An Oswego Tug Wrecked - A Peculiar Mishap
Case For The Underwriters.
Oswego has led off with the first marine disaster. On Wednesday afternoon last the tug M.J. Cummings, well known here, was dropping down with the schr. Annie Mulvey from the coal trestle and the schr. had passed through the draw, when the stern of the tug grazed the abutment and the bow was thrown out into the current in such a way that the tug swung round as if on a pivot until the bow struck the dock on the west side, where she remained hard and fast thrown partly on her side and held as if in a vice by the fierce current. Tug men worked to rescue her from her perilous predicament until about 4 o'clock, when the stern lines were cut and soon after the bow swung farther north and the tug immediately filled and sank and now lies on the bottom, blocking the Western passage and making it impossible for vessels to go up the river. Many plans have been thought of for raising the tug, but it is the universal opinion among vessel men that it will be a labor of extreme difficulty and it is doubtful whether they will be able to extricate her in good shape. As she lies now from what can be seen it does not appear as if a bolt had started. The tug Cummings was built in Oswego during the winter of 1881-82 and was owned by Donovan Bros. Nothing was spared to make her a good boat, and she was generally conceded to be as strong a tug as could be built with wood and iron. She was valued at $9,000 and insured for $6,000, of which $3,000 was in the Greenwich and $3,000 in the Western Travellers Insurance Co.'s. Capt. Donovon abandoned her to the Underwriters. A suit of $5,000 is now pending against the owners of the tug Cummings and she was running under bonds of $10,000. She will be removed as quickly as possible and repaired.
p.3 Inspecting Steamers - Mr. McHeleny is the Inspector of Hulls and Outfits who is examining the Kingston boats. He is making careful notes of all the steamers' equipments, and will shortly intimate the requirements of the crafts. The law this year will be strictly carried out, and all necessary appliances for fire protection and the saving of life must be provided.

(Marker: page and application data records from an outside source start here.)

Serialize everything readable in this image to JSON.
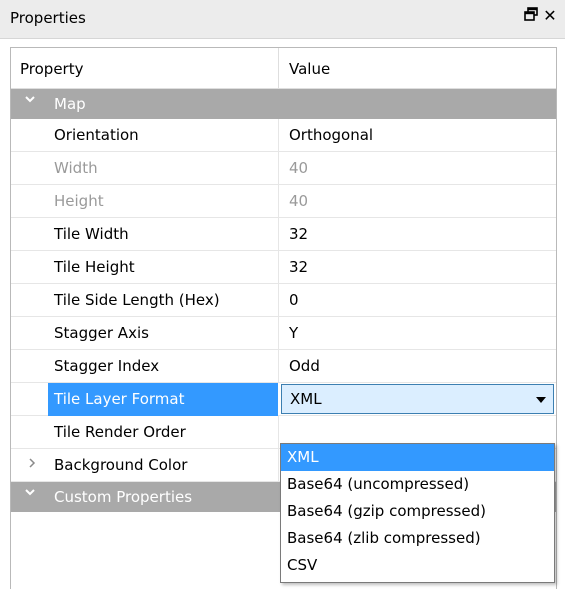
{
  "window": {
    "title": "Properties",
    "float_icon": "🗗",
    "close_icon": "✕"
  },
  "header": {
    "property_label": "Property",
    "value_label": "Value"
  },
  "groups": {
    "map": "Map",
    "custom": "Custom Properties"
  },
  "rows": [
    {
      "name": "Orientation",
      "value": "Orthogonal"
    },
    {
      "name": "Width",
      "value": "40"
    },
    {
      "name": "Height",
      "value": "40"
    },
    {
      "name": "Tile Width",
      "value": "32"
    },
    {
      "name": "Tile Height",
      "value": "32"
    },
    {
      "name": "Tile Side Length (Hex)",
      "value": "0"
    },
    {
      "name": "Stagger Axis",
      "value": "Y"
    },
    {
      "name": "Stagger Index",
      "value": "Odd"
    },
    {
      "name": "Tile Layer Format",
      "value": "XML"
    },
    {
      "name": "Tile Render Order",
      "value": ""
    },
    {
      "name": "Background Color",
      "value": ""
    }
  ],
  "dropdown": {
    "options": [
      "XML",
      "Base64 (uncompressed)",
      "Base64 (gzip compressed)",
      "Base64 (zlib compressed)",
      "CSV"
    ]
  },
  "colors": {
    "selection": "#3399ff",
    "group_bg": "#a9a9a9",
    "combo_bg": "#dbeeff"
  }
}
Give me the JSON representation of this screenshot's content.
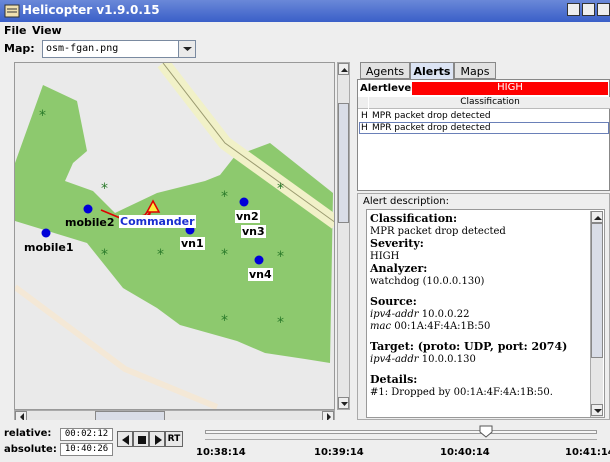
{
  "window": {
    "title": "Helicopter v1.9.0.15"
  },
  "menu": [
    "File",
    "View"
  ],
  "map_selector": {
    "label": "Map:",
    "value": "osm-fgan.png"
  },
  "map": {
    "nodes": [
      {
        "label": "mobile1"
      },
      {
        "label": "mobile2"
      },
      {
        "label": "Commander"
      },
      {
        "label": "vn1"
      },
      {
        "label": "vn2"
      },
      {
        "label": "vn3"
      },
      {
        "label": "vn4"
      }
    ]
  },
  "tabs": [
    "Agents",
    "Alerts",
    "Maps"
  ],
  "alerts": {
    "alertlevel_label": "Alertlevel:",
    "alertlevel_value": "HIGH",
    "column_header": "Classification",
    "rows": [
      {
        "prefix": "H",
        "text": "MPR packet drop detected"
      },
      {
        "prefix": "H",
        "text": "MPR packet drop detected"
      }
    ]
  },
  "description": {
    "title": "Alert description:",
    "classification_label": "Classification:",
    "classification_value": "MPR packet drop detected",
    "severity_label": "Severity:",
    "severity_value": "HIGH",
    "analyzer_label": "Analyzer:",
    "analyzer_value": "watchdog (10.0.0.130)",
    "source_label": "Source:",
    "source_ipv4_key": "ipv4-addr",
    "source_ipv4_val": "10.0.0.22",
    "source_mac_key": "mac",
    "source_mac_val": "00:1A:4F:4A:1B:50",
    "target_label": "Target: (proto: UDP, port: 2074)",
    "target_ipv4_key": "ipv4-addr",
    "target_ipv4_val": "10.0.0.130",
    "details_label": "Details:",
    "details_value": "#1: Dropped by 00:1A:4F:4A:1B:50."
  },
  "timeline": {
    "relative_label": "relative:",
    "relative_value": "00:02:12",
    "absolute_label": "absolute:",
    "absolute_value": "10:40:26",
    "rt_label": "RT",
    "ticks": [
      "10:38:14",
      "10:39:14",
      "10:40:14",
      "10:41:14"
    ]
  }
}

F.W. Henshaw, Secretary of the Dominion Salvage and Wrecking Company, says the Folger never failed a single day during the Winter in making connection between Murray Bay and the South Shore opposite. She did not during the most severe part of the Winter reach her wharf on the South shore, owing to the ice which fringed the shore, but she always succeeded in reaching firm ice, from which passengers and mail carriers could make their way to shore safely.
The steamers Spartan and Magnet have been chartered for service on the Georgian Bay. Although these boats are two of the largest which pass through the canal, doubts are entertained of their adaptability for the lake service. A trial will, however, be made.
The steam yacht E.A. Vanhorne runs this year from Cape Vincent to Alexandria Bay in connection with the R.W. & R.R.
Here & There - Capt. Cuthbert says Ross Cummings has no pecuniary interest in Atalanta.
Inspecting Steamers - Mr. McIlleny ? is the Inspector of Hulls & Outfits.